What is required |
Identify, in the records below, every line where the string "content" appears, and copy each such line.

# # #

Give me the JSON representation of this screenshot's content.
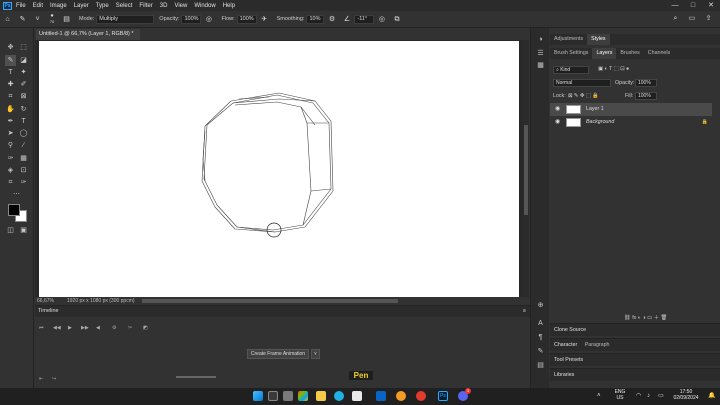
{
  "menubar": {
    "logo": "Ps",
    "items": [
      "File",
      "Edit",
      "Image",
      "Layer",
      "Type",
      "Select",
      "Filter",
      "3D",
      "View",
      "Window",
      "Help"
    ],
    "window_controls": [
      "—",
      "□",
      "✕"
    ]
  },
  "options_bar": {
    "brush_size": "70",
    "mode_label": "Mode:",
    "mode_value": "Multiply",
    "opacity_label": "Opacity:",
    "opacity_value": "100%",
    "flow_label": "Flow:",
    "flow_value": "100%",
    "smoothing_label": "Smoothing:",
    "smoothing_value": "10%",
    "angle_value": "-11°"
  },
  "document": {
    "tab_title": "Untitled-1 @ 66,7% (Layer 1, RGB/8) *",
    "zoom": "66,67%",
    "doc_info": "1920 px x 1080 px (300 ppcm)"
  },
  "timeline": {
    "title": "Timeline",
    "create_button": "Create Frame Animation"
  },
  "right_panel": {
    "top_tabs": [
      "Adjustments",
      "Styles"
    ],
    "layer_tabs": [
      "Brush Settings",
      "Layers",
      "Brushes",
      "Channels"
    ],
    "kind_label": "Kind",
    "blend_mode": "Normal",
    "opacity_label": "Opacity:",
    "opacity_value": "100%",
    "lock_label": "Lock:",
    "fill_label": "Fill:",
    "fill_value": "100%",
    "layers": [
      {
        "name": "Layer 1",
        "selected": true
      },
      {
        "name": "Background",
        "selected": false
      }
    ],
    "collapsed_panels": [
      "Clone Source",
      "Character",
      "Paragraph",
      "Tool Presets",
      "Libraries"
    ]
  },
  "caption": "Pen",
  "taskbar": {
    "lang": "ENG",
    "region": "US",
    "time": "17:50",
    "date": "02/09/2024",
    "badge": "3"
  },
  "colors": {
    "ps_blue": "#31a8ff",
    "panel_bg": "#323232",
    "caption_yellow": "#f5d020"
  }
}
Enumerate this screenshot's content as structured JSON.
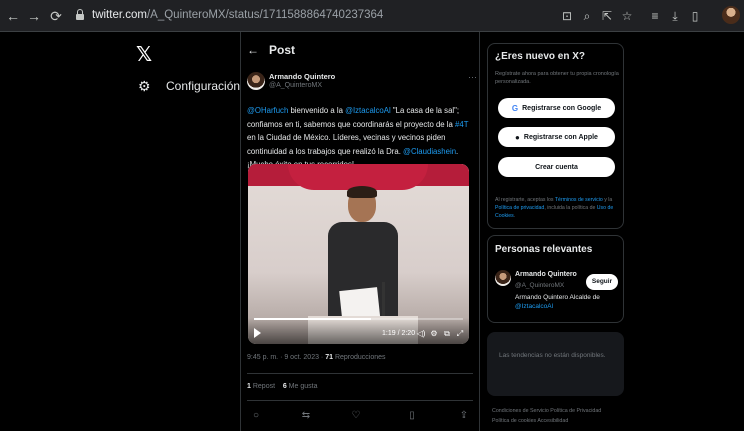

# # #

Reply to the task |
Give me the JSON representation of this screenshot's content.
Enumerate this screenshot's content as structured JSON.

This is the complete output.